“These dedicated young humanitarians have shown initiative and drive to help improve the lives of animals,” said AWI President Cathy Liss. “We are proud to support this next generation of advocates as they they plan to pursue studies that will allow them to dedicate their careers to improving animal welfare.

As part of the application process, students were asked to describe their college plans, career aspirations, current animal welfare efforts, and views on animal welfare issues. This year’s winners demonstrated an impressive level of volunteerism at animal shelters, wildlife rehabilitation clinics and horse rescues, with extracurricular activities ranging from caring for stray cats to donating pet supplies for homeless animals and school presentations on important animal welfare issues.
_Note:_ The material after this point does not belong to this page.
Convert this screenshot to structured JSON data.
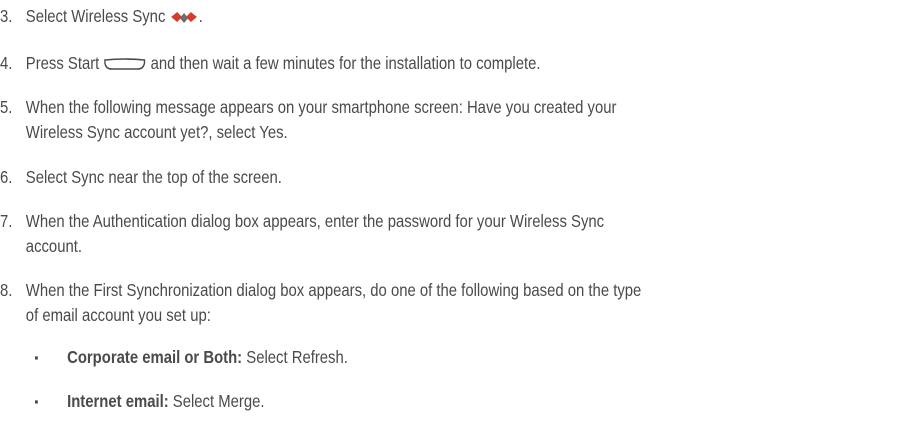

Many aspiring veterinarians applied for the scholarship, along with students from disciplines related to wildlife biology, animal behavior, environmental studies, and animal law. The varied career goals of these students demonstrate how professionals from different backgrounds can work to protect animals from unnecessary harm and suffering.

The winners are:

Ariana Camacho, Hudson High School, New York; Meleah Eckels, Churchill Academy, Alabama; Iris Gillespie, J. Graham Brown School, Kentucky; Jesus Hadad, Obra D. Tompkins High School, Texas; Sage Hall, Gulf Breeze High School, Florida; Emily Keller, Skyline High School, Utah; Weslyn McLaws, West Henderson High School, North Carolina; AnaVictoria Medina, homeschooled, Missouri; Alexis Meiklejohn, Gunston School, Maryland; Skylar Nahouray, New West Charter School, California; Cassandra Price, River Valley Charter School, California; Christopher Reigel, Cherry Hill West High School, New Jersey; Lily Thomas, Putnam County High School, Georgia; Haley Walker, Madison County High School, Virginia; and Tylar Zingerella, Wando High School, South Carolina.

See also  Federation at the forefront of the 'modern exodus' | Local news

In addition to the AWI scholarship, AWI, in partnership with the Humane Education Network, conducts a “A voice for the animalscompetition. High school students around the world receive cash prizes for essays, photo essays or videos that examine animal suffering and present possible solutions.

The Animal Welfare Institute (awionline.org) is a non-profit charity organization founded in 1951 and dedicated to reducing animal suffering caused by people. AWI engages policymakers, scientists, industry, and the public to achieve better treatment of animals everywhere: in the lab, on the farm, in commerce, at home, and in the wild. Follow us Facebook, Twitter, Y Instagram for updates and other important animal protection news.